The long-term energy needs of India require utilisation of its large Thorium reserves. Advanced Heavy Water Reactor (AHWR) being developed at BARC envisages large scale utilization of Thorium. A Critical Facility is operational at BARC for validating the reactor physics design and nuclear data for AHWR.
AHWR-CF is a low power research reactor with a nominal power of 100 W. The aluminium reactor tank houses fuel assemblies and moderator. A square box above the reactor tank houses the lattice girders from which the fuel assemblies are suspended. The lattice girders can be moved to vary the pitch. These lattice girders also support the reactor shutdown devices. The top of the square box is closed by a revolving floor, which also permits access to any of the lattice location for handling operations.
Salient features of AHWR-Critical Facility
|Nominal reactor power||100 watts|
|Average Neutron flux||108 n/cm2/sec|
|Lattice pitch||Adjustable (215 mm~300mm)|
|Shut down||Six fast acting Cd shut off rod
|Neutron monitoring||Independent safety and regulating channels to monitor the neutronic power.|
|Reactor trip||Partial moderator dump along with shut off rod drop|
|Power control||By manual control of moderator level.
By Inventory control of Moderator
|Uses||Validation of reactor physics design codes, nuclear data, activation analysis, detector testing|
The major core configurations of AHWR-CF are:
The reference core was initially configured with 55 lattice locations in a lattice pitch of 245 mm, where 49 were occupied by 19 pin natural uranium metal fuel clusters and 6 locations with shut-off rods. Later in 2014, the core was extended to 61 locations with 55 locations for fuel cluster for gaining reactivity in order to perform experiments with thoria based fuel.
AHWR Representative Core
The core for performing detailed experiment with AHWRF will be constituted by replacing the central natural uranium metal fuel clusters with AHWR type of fuel, i.e.54 pin AHWR (Th-Pu Oxide, Th-U233 Oxide) Clusters. Experiments will be performed with AHWR fuel in a typical AHWR neutron spectrum.
AHWR-CF attained its first criticality on 7th April, 2008. The observed critical height for the Reference core configuration was 226.7 cm which agreed well with the estimated value of 226.5 cm.

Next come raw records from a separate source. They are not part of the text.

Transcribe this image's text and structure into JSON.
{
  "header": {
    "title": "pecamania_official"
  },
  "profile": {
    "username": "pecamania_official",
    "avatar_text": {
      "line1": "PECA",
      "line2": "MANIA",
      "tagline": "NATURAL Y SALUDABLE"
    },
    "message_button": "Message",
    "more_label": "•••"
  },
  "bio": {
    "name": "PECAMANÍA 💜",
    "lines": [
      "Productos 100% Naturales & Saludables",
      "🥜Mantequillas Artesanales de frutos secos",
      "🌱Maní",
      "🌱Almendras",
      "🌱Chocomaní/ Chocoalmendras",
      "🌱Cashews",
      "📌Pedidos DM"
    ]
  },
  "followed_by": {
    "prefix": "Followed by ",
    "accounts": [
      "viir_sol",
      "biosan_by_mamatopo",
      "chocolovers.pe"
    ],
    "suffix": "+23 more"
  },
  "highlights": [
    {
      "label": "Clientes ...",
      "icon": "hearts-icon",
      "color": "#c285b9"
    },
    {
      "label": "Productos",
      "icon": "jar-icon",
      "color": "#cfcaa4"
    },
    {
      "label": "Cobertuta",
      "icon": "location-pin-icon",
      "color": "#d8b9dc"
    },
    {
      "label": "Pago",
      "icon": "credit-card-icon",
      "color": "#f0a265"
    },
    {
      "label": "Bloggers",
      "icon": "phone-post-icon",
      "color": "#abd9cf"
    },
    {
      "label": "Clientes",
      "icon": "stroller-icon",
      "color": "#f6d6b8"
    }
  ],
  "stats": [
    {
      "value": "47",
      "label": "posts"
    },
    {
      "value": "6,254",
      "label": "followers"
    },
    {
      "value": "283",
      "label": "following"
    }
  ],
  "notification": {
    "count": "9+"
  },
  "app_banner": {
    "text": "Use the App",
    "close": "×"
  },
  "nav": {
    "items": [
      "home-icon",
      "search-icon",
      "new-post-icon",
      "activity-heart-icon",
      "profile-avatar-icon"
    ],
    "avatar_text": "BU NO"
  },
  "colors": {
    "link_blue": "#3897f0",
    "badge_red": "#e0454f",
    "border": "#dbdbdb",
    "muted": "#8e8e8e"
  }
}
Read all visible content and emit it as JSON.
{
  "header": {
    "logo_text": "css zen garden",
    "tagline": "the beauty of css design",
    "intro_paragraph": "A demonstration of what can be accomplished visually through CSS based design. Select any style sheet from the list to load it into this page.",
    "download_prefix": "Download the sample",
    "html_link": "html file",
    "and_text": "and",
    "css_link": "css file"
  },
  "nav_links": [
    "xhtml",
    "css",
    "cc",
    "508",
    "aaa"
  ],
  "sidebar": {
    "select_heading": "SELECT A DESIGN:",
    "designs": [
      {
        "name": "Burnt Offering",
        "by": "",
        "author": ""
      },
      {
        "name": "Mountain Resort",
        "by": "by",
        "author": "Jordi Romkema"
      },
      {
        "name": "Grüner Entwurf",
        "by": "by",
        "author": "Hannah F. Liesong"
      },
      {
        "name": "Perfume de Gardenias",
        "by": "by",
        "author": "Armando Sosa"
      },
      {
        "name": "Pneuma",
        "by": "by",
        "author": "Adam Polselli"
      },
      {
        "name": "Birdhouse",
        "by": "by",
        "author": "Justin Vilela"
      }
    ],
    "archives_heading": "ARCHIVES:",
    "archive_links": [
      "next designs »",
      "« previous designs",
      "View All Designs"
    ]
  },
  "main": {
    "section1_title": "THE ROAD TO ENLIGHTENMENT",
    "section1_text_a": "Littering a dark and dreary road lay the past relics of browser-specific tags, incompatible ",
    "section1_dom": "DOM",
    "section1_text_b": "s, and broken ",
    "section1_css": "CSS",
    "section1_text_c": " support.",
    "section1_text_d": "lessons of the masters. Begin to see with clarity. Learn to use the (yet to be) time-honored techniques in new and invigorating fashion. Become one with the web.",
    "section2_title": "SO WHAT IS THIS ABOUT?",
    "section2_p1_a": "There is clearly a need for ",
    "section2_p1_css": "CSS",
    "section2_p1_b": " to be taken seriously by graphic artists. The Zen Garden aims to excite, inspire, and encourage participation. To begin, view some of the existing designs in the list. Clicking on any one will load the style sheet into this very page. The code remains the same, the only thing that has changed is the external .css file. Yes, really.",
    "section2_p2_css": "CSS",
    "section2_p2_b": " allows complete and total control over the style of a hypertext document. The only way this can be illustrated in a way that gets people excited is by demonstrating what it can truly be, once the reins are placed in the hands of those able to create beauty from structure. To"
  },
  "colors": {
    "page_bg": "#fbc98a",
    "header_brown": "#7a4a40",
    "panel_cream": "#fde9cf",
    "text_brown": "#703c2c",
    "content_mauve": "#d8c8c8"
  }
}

A large number of reactor physics experiment has been performed in the Reference core of the facility. These experiments ranged from the initial commissioning experiments to various integral and differential measurements. Some of the important experiment carried out at AHWR-CF are as follows:
Differential flux measurement experiments